To the extent that regulatory authorities allow a rating agency to acknowledge in one jurisdiction a rating issued in another jurisdiction for certain regulatory purposes, S&P reserves the right to assign, withdraw, or suspend such acknowledgement at any time and in its sole discretion. S&P Parties disclaim any duty whatsoever arising out of the assignment, withdrawal, or suspension of an acknowledgment as well as any liability for any damage alleged to have been suffered on account thereof.
S&P keeps certain activities of its business units separate from each other in order to preserve the independence and objectivity of their respective activities. As a result, certain business units of S&P may have information that is not available to other S&P business units. S&P has established policies and procedures to maintain the confidentiality of certain nonpublic information received in connection with each analytical process.
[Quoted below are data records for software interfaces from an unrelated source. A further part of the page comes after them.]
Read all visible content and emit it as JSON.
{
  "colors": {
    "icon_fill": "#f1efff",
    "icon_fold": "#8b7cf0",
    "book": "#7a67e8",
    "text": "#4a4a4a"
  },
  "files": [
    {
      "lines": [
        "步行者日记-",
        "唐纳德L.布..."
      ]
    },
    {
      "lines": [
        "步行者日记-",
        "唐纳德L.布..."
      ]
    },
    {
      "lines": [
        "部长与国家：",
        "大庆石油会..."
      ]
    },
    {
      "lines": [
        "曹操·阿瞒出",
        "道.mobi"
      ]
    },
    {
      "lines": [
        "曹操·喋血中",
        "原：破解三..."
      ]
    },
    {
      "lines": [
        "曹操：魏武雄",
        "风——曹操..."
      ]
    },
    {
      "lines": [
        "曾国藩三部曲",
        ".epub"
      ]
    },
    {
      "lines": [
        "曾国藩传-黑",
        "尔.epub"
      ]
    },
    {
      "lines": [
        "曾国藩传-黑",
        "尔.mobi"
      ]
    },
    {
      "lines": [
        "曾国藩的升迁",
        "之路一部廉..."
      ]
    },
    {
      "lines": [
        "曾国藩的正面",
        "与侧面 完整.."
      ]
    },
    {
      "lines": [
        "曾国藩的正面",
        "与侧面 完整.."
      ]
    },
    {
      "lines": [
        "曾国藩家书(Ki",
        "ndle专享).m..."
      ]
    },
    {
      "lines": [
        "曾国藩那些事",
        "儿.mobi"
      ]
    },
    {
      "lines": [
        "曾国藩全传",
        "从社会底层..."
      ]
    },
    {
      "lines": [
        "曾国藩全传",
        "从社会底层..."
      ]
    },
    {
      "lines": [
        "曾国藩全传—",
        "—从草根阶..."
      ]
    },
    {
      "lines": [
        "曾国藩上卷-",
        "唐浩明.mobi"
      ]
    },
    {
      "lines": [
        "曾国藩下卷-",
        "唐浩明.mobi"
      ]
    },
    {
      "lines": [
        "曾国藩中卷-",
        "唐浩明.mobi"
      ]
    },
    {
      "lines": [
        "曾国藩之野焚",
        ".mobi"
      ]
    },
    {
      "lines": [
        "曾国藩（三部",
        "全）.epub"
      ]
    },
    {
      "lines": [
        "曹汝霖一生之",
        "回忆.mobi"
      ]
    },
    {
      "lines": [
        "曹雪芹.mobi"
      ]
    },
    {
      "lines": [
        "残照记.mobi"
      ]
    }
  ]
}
S&P may receive compensation for its ratings and certain analyses, normally from issuers or underwriters of securities or from obligors. S&P reserves the right to disseminate its opinions and analyses. S&P's public ratings and analyses are made available on its Web sites, www.spglobal.com/ratings (free of charge), and www.ratingsdirect.com (subscription), and may be distributed through other means, including via S&P publications and third-party redistributors. Additional information about our ratings fees is available at www.spglobal.com/usratingsfees.